Element data from apps and pages
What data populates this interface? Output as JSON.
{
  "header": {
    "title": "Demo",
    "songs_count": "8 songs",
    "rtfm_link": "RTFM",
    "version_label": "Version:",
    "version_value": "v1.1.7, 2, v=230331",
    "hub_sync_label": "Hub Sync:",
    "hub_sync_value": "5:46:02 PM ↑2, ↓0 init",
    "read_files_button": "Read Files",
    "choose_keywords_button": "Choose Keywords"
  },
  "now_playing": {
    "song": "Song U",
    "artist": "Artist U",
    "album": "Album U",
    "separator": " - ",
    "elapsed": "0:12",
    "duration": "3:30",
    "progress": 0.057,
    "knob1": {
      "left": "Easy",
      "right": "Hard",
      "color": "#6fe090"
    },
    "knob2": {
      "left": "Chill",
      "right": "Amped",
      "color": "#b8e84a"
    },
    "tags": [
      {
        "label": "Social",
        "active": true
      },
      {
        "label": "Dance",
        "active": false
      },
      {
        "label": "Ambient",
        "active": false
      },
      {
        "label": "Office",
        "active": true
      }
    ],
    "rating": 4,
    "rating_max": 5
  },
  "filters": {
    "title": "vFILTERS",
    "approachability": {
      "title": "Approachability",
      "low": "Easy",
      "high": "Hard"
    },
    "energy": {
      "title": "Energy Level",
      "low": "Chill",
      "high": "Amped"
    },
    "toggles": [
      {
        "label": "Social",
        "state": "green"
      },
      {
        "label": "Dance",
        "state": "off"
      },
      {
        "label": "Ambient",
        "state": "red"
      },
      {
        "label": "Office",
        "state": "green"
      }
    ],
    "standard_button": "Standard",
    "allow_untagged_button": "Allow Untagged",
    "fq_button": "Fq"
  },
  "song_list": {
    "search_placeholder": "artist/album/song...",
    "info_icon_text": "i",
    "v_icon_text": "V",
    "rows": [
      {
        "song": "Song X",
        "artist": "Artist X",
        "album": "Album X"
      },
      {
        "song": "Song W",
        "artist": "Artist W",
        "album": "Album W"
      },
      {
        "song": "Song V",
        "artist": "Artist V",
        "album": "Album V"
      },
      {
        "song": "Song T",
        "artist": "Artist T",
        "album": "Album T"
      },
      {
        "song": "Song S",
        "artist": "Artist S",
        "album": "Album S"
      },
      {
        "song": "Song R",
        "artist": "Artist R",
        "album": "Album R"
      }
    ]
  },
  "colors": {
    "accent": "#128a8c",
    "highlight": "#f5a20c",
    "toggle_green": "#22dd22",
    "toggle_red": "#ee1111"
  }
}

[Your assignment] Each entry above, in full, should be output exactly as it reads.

[Answer for this exercise]
What data populates this interface? Output as JSON.
{
  "header": {
    "title": "Demo",
    "songs_count": "8 songs",
    "rtfm_link": "RTFM",
    "version_label": "Version:",
    "version_value": "v1.1.7, 2, v=230331",
    "hub_sync_label": "Hub Sync:",
    "hub_sync_value": "5:46:02 PM ↑2, ↓0 init",
    "read_files_button": "Read Files",
    "choose_keywords_button": "Choose Keywords"
  },
  "now_playing": {
    "song": "Song U",
    "artist": "Artist U",
    "album": "Album U",
    "separator": " - ",
    "elapsed": "0:12",
    "duration": "3:30",
    "progress": 0.057,
    "knob1": {
      "left": "Easy",
      "right": "Hard",
      "color": "#6fe090"
    },
    "knob2": {
      "left": "Chill",
      "right": "Amped",
      "color": "#b8e84a"
    },
    "tags": [
      {
        "label": "Social",
        "active": true
      },
      {
        "label": "Dance",
        "active": false
      },
      {
        "label": "Ambient",
        "active": false
      },
      {
        "label": "Office",
        "active": true
      }
    ],
    "rating": 4,
    "rating_max": 5
  },
  "filters": {
    "title": "vFILTERS",
    "approachability": {
      "title": "Approachability",
      "low": "Easy",
      "high": "Hard"
    },
    "energy": {
      "title": "Energy Level",
      "low": "Chill",
      "high": "Amped"
    },
    "toggles": [
      {
        "label": "Social",
        "state": "green"
      },
      {
        "label": "Dance",
        "state": "off"
      },
      {
        "label": "Ambient",
        "state": "red"
      },
      {
        "label": "Office",
        "state": "green"
      }
    ],
    "standard_button": "Standard",
    "allow_untagged_button": "Allow Untagged",
    "fq_button": "Fq"
  },
  "song_list": {
    "search_placeholder": "artist/album/song...",
    "info_icon_text": "i",
    "v_icon_text": "V",
    "rows": [
      {
        "song": "Song X",
        "artist": "Artist X",
        "album": "Album X"
      },
      {
        "song": "Song W",
        "artist": "Artist W",
        "album": "Album W"
      },
      {
        "song": "Song V",
        "artist": "Artist V",
        "album": "Album V"
      },
      {
        "song": "Song T",
        "artist": "Artist T",
        "album": "Album T"
      },
      {
        "song": "Song S",
        "artist": "Artist S",
        "album": "Album S"
      },
      {
        "song": "Song R",
        "artist": "Artist R",
        "album": "Album R"
      }
    ]
  },
  "colors": {
    "accent": "#128a8c",
    "highlight": "#f5a20c",
    "toggle_green": "#22dd22",
    "toggle_red": "#ee1111"
  }
}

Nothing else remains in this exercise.